After the spindle, I measured, and re-did the math for how long broaches are going to be based on the angles of everything.  After recalculations (and making tools along the way to measure how far I am when I am really close to the lathe spindle), I whipped a broach up.  Quite fun using a hex collet block in the mill at an angle.  It was a bit sketchy - it was a tool makers vise, in a tilting vise.  But, once I got the feel for taking cuts, it went pretty quickly.  This is a 5/32" for what I assume to be a 1/4"-20 drive.

Once shaped, I needed a slight cone.  Most people seem to use a Dremel to grind, but I opted to chuck in a small hollowing wood carbide holder because of it's diameter, and then just used it like a normal tool in the South Bend.

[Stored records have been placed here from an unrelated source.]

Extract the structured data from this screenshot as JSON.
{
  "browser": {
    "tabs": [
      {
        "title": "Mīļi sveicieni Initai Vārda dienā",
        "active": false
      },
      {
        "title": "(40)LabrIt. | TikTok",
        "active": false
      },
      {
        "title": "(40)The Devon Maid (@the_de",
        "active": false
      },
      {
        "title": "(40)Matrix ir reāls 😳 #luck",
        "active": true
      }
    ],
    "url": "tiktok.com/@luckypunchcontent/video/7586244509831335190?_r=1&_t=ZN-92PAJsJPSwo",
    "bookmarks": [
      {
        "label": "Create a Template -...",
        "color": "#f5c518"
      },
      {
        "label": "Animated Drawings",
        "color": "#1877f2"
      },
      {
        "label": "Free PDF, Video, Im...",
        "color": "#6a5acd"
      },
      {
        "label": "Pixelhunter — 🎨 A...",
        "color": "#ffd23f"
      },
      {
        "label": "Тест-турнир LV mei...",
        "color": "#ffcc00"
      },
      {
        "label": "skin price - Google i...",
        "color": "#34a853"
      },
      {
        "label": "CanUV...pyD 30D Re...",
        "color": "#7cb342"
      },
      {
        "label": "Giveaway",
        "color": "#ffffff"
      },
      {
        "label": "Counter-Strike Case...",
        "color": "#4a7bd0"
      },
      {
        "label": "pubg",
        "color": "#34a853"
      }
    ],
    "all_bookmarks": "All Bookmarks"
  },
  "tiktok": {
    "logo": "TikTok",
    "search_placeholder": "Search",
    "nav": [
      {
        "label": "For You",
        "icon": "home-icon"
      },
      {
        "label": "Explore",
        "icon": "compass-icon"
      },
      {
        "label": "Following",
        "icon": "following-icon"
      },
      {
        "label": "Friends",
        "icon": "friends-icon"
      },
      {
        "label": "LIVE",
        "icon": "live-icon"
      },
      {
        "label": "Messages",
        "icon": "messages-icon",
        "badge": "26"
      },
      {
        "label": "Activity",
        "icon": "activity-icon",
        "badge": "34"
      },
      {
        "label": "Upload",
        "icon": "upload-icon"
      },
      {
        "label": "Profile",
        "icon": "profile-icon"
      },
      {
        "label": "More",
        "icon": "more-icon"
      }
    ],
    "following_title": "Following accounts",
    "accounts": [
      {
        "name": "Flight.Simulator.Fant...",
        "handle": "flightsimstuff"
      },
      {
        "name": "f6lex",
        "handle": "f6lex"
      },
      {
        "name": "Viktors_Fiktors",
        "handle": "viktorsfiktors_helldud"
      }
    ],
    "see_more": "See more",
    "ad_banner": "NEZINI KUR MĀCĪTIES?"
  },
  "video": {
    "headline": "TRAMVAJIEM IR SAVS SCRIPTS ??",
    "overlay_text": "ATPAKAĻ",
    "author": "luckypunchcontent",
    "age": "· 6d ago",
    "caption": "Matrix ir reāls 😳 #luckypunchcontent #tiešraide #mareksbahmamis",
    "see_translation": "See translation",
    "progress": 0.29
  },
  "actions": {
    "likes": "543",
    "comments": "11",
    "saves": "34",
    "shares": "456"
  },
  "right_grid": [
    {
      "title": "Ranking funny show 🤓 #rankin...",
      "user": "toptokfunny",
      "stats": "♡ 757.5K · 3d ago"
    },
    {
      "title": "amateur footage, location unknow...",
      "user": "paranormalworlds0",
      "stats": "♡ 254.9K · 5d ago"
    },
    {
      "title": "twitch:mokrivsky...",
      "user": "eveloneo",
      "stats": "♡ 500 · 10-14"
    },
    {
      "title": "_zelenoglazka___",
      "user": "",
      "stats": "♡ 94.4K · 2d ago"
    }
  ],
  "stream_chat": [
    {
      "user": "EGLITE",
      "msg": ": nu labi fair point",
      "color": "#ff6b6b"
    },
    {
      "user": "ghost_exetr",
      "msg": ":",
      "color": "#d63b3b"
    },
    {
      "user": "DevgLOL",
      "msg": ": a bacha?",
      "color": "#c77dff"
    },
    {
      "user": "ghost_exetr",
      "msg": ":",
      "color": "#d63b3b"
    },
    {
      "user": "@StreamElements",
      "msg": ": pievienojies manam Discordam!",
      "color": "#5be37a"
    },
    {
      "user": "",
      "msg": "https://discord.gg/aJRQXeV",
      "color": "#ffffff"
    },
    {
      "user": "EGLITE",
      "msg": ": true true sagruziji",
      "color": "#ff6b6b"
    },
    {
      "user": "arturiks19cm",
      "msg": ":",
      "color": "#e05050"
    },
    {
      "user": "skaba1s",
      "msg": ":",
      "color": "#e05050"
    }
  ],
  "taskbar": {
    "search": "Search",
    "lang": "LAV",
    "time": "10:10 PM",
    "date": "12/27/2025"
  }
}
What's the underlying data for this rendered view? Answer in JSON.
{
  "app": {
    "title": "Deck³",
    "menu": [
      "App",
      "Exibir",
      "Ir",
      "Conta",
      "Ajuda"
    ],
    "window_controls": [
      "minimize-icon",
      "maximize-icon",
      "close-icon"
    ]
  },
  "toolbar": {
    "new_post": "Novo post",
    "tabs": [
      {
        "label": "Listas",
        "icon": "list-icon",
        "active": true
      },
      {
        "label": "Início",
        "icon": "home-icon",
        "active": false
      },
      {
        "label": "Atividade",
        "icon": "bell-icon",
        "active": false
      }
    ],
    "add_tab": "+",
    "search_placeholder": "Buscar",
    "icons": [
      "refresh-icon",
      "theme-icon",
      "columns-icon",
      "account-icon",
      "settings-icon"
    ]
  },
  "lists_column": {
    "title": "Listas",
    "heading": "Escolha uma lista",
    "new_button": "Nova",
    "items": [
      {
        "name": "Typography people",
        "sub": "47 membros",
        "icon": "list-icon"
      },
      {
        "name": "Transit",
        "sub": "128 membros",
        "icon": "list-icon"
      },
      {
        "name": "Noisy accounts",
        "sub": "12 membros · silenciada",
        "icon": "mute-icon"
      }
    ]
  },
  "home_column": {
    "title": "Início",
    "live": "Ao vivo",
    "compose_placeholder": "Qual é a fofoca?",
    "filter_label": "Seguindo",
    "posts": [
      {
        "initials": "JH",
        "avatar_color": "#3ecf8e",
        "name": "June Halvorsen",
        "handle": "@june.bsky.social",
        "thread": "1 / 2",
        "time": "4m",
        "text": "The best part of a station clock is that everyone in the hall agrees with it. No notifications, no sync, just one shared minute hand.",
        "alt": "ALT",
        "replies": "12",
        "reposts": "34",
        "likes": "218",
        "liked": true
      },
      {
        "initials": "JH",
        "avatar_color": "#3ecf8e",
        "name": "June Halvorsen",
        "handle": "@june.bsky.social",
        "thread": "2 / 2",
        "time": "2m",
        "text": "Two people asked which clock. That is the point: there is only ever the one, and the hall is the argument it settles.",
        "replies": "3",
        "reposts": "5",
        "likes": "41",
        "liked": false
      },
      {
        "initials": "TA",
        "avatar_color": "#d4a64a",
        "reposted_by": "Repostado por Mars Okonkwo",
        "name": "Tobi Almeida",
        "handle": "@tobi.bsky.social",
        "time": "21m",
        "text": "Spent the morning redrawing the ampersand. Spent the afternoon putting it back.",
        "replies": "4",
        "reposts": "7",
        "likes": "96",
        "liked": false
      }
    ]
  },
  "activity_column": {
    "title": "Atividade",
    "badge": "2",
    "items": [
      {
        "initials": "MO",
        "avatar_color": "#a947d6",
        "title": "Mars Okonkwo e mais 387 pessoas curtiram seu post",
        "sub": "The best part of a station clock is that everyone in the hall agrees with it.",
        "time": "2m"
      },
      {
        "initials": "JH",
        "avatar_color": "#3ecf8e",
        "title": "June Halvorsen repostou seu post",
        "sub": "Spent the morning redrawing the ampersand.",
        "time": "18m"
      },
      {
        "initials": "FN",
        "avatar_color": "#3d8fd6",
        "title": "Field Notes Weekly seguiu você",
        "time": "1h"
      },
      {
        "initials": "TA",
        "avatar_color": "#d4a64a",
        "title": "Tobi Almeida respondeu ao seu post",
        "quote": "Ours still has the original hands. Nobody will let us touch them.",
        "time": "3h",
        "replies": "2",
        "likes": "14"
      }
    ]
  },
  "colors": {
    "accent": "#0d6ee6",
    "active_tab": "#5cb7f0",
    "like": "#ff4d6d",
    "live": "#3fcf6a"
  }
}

With that, all I need to do is harden the broach and then I can start making car parts again!  I grabbed some brick and a torch, and a jar filled with ice water, and heated it up to red hot (actually, orange hot).  Then just a quick dunk, agitating (shaking it to prevent steam from creating too much of a barrier) it the whole time until it is cool to the touch.

I scraped it against some aluminum, and it definitely scored it.  This thing is, in theory, ready to rumble.  I will to a test cut just to make sure this is going to work before I proceed, but this tool is DONE!

Dial Indicator Adapters for the South Bend

I've been working on a rotary broach kit from Hemingway.  As I started the phase of making the first broach, I encountered a bit of a problem.  The collet set I'm using requires me to get fairly close to the headstock, and the micrometer doesn't actually fit in the space I have to subsist in.

I need a new way to measure.

I grabbed some cut-off chunks (and "scrap parts") I had laying around and built two of them.  One of them connects to the V-ways like we normally see, but the other one uses two 1/4"-20 holes right above the gear box.  This would allow me to offset a dial indicator much farther away.  I had a gits oiler right there, so I needed to mill around it.

First was getting the parts to square.  Then, machining out a slope and the v on the moveable indicator holder.  I then drilled and tapped 1/4"-20 holes in two directions for the dial indicators (specifically so I could orient the dial indicators as either facing upward or facing outward), and cut grooves so that the indicators can nestle down in and be secure.  At that point, I drilled (and counter bored) a 3/8"-16 through hole in the middle, and machined the bottom clamping jaw out of a scrap bin part.

Once that one was complete, I ran a cut-off block through the mill to square it up as well as notch for the gits, and used transfer screws to set the drill points for this new block.  I did have to make a few tweaks, but I also drilled and tapped two 1/4"-20 holes to hold the dial indicator.  This dial indicator was only going to face upward.  Here they are without the indicators attached.

Here they are with dial indicators on them.

These will be absolutely sufficient for my next steps on the broach - cutting the broaches to exact length.  Here is the micrometer attachment, showing the length (which is how much it obstructed the carriage movement).

This is a win, and allowed me to continue on the broach project.